Hook and Loop, Got it?

The next time you shop for shoes, look for a tool to hang picture frames, or try to keep loose cables tied up, #DontSayVelcro. These days, the VELCRO® Brand means business. Just a year ago the company released a website and colorful advertisement but has also continued to educate the general public on the consequential damages of “genericide.” While this might be a ridiculous avenue, it’s clearly working to grab the attention of consumers like myself who are contributing to the destruction of this trademark.

The fight against “genericide” sounds like an organization going after a disease, which isn’t far off from the problem at hand. This malapropism created by the success of the company could lead to the ironic death of the trademark. For example, these other successful companies have lost their trademark and may not be recognized because their products are common in today’s vocabulary: aspirin, escalator, laundromat, and thermos.Genericide” is a legal term that captures the process of a protectible trademark transitioning into a common noun through popular usage. Moreover, it turns the trademark generic (and not protectable) by coming to stand for the product itself and confusing consumers as to the source.

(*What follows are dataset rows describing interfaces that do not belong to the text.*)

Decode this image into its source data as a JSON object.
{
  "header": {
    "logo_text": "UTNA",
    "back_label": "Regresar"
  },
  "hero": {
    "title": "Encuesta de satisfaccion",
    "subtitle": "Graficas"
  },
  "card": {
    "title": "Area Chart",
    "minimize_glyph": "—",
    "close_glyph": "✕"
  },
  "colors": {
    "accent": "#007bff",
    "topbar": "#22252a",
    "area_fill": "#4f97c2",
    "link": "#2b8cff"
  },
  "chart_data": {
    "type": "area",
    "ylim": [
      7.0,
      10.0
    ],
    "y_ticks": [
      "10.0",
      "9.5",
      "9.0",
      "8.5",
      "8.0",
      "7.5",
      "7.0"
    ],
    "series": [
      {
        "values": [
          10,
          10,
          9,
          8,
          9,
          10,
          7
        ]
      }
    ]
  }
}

“Trademarking does not protect the right to reproduce a logo. A Trademark protects [the] investment in a relationship with [the] customers.”

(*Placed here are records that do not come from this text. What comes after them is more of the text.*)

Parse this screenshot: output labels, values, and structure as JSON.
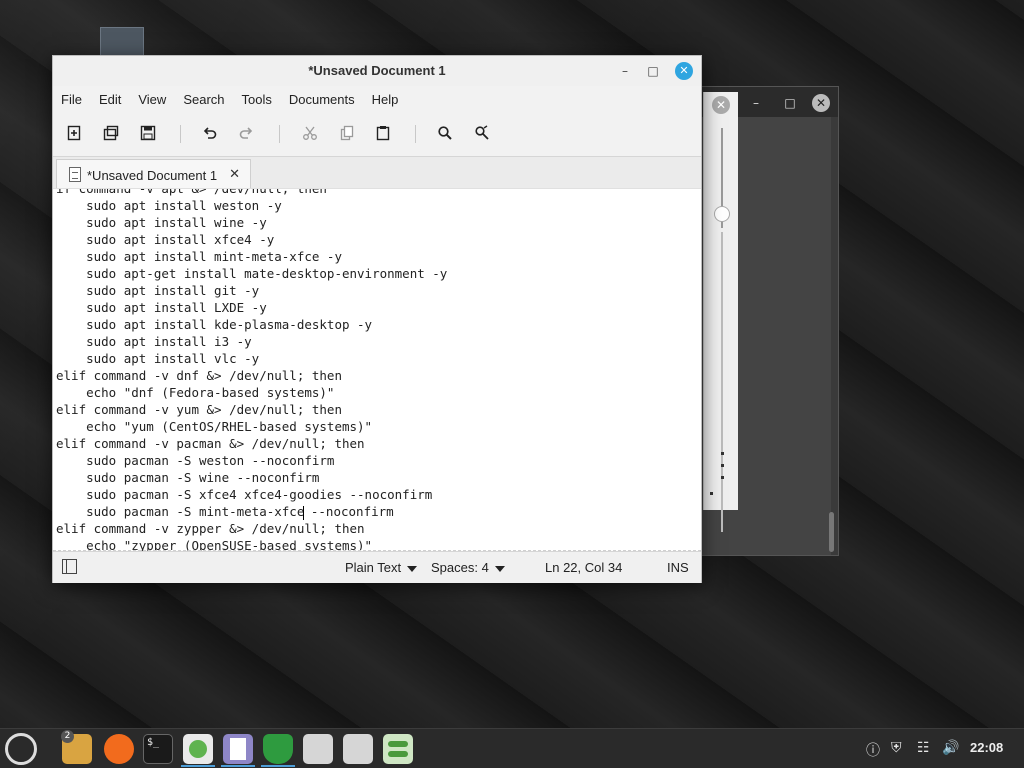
{
  "window": {
    "title": "*Unsaved Document 1",
    "minimize": "–",
    "maximize": "□",
    "close": "✕"
  },
  "background_window": {
    "close": "✕",
    "minimize": "–",
    "maximize": "□"
  },
  "menu": [
    "File",
    "Edit",
    "Search",
    "Tools",
    "Documents",
    "Help"
  ],
  "view_menu": "View",
  "toolbar": {
    "icons": [
      "new-document-icon",
      "new-window-icon",
      "save-icon",
      "undo-icon",
      "redo-icon",
      "cut-icon",
      "copy-icon",
      "paste-icon",
      "find-icon",
      "replace-icon"
    ]
  },
  "tab": {
    "label": "*Unsaved Document 1",
    "close": "✕"
  },
  "editor": {
    "lines": [
      "if command -v apt &> /dev/null; then",
      "    sudo apt install weston -y",
      "    sudo apt install wine -y",
      "    sudo apt install xfce4 -y",
      "    sudo apt install mint-meta-xfce -y",
      "    sudo apt-get install mate-desktop-environment -y",
      "    sudo apt install git -y",
      "    sudo apt install LXDE -y",
      "    sudo apt install kde-plasma-desktop -y",
      "    sudo apt install i3 -y",
      "    sudo apt install vlc -y",
      "elif command -v dnf &> /dev/null; then",
      "    echo \"dnf (Fedora-based systems)\"",
      "elif command -v yum &> /dev/null; then",
      "    echo \"yum (CentOS/RHEL-based systems)\"",
      "elif command -v pacman &> /dev/null; then",
      "    sudo pacman -S weston --noconfirm",
      "    sudo pacman -S wine --noconfirm",
      "    sudo pacman -S xfce4 xfce4-goodies --noconfirm",
      "    sudo pacman -S mint-meta-xfce --noconfirm",
      "elif command -v zypper &> /dev/null; then",
      "    echo \"zypper (OpenSUSE-based systems)\""
    ],
    "cursor_line_index": 19,
    "cursor_after_text": "    sudo pacman -S mint-meta-xfce"
  },
  "status": {
    "language": "Plain Text",
    "spaces": "Spaces: 4",
    "position": "Ln 22, Col 34",
    "mode": "INS"
  },
  "taskbar": {
    "badge": "2",
    "terminal_glyph": "$_",
    "clock": "22:08",
    "colors": {
      "accent": "#4d9ed8",
      "window_close": "#2fa5e0"
    }
  }
}
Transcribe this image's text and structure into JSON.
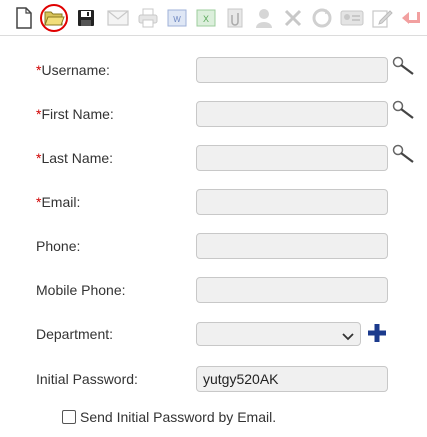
{
  "toolbar": {
    "items": [
      {
        "icon": "new-document-icon"
      },
      {
        "icon": "open-folder-icon",
        "highlighted": true
      },
      {
        "icon": "save-icon"
      },
      {
        "icon": "email-icon"
      },
      {
        "icon": "print-icon"
      },
      {
        "icon": "export-word-icon"
      },
      {
        "icon": "export-excel-icon"
      },
      {
        "icon": "attach-icon"
      },
      {
        "icon": "user-icon"
      },
      {
        "icon": "delete-icon"
      },
      {
        "icon": "refresh-icon"
      },
      {
        "icon": "id-card-icon"
      },
      {
        "icon": "edit-icon"
      },
      {
        "icon": "back-icon"
      }
    ],
    "highlight_color": "#e00000"
  },
  "form": {
    "username": {
      "required": "*",
      "label": "Username:",
      "value": ""
    },
    "first_name": {
      "required": "*",
      "label": "First Name:",
      "value": ""
    },
    "last_name": {
      "required": "*",
      "label": "Last Name:",
      "value": ""
    },
    "email": {
      "required": "*",
      "label": "Email:",
      "value": ""
    },
    "phone": {
      "label": "Phone:",
      "value": ""
    },
    "mobile_phone": {
      "label": "Mobile Phone:",
      "value": ""
    },
    "department": {
      "label": "Department:",
      "value": ""
    },
    "initial_password": {
      "label": "Initial Password:",
      "value": "yutgy520AK"
    },
    "send_password": {
      "label": "Send Initial Password by Email.",
      "checked": false
    }
  },
  "colors": {
    "required": "#d00000",
    "add_button": "#1b3a8c"
  }
}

When a company goes to trademark their product, it’s important that they provide a mark that is less descriptive of the product and more arbitrary. A descriptive trademark that describes the product will have to acquire distinctiveness through what is known in the business as “secondary meaning.” This hurdle requires consumers to recognize that the trademark links the product to a source, which requires time and money to advertise the products for a period long enough to gain consumer recognition. However, once a trademark is granted it is up to the company through their lawyers, advertisements, and employees to keep their trademark from becoming generic and thus at loss.

 In the case of VELCRO®, the company seeks to protect its 300 trademarked products from becoming generic as consumers tend to misuse the word “Velcro” as both a verb and in description of various products not made by the company. Instead a VELCRO® product is called a “Hook and Loop.” An example from their website demonstrates the ease of this mistake:

  • Incorrect: He helped his son Velcro his shoes.
  • Correct: He helped his son fasten his shoes.

The legal standard of whether a trademark is generic follows a two-part inquiry:

“First, what is the genus of the goods or services at issue? Second, is the term sought to be registered . . . understood by the relevant public primarily to refer to that genus of goods or services?” For companies, this means absorbing the expensive cost of protecting against trademark infringement and advertisements to help consumers connect the product to the source.

 “Trademarking does not protect the right to reproduce a logo. A Trademark protects [the] investment in a relationship with [the] customers.”

 Recently VELCRO has released a follow-up video, “Thank You For Your Feedback — Don’t Say Velcro.” In addition, VELCRO’s Senior Counsel and the Director of Global Brand have commented on the continued success by a decrease in the trademark’s misuse and responses via social media that signal consumers have picked up on the brand’s “hook and loop” fasteners. Other companies have also reached out in hopes of using the videos for their own company training. It’s safe to say that there is more to expect from VELCRO given their success.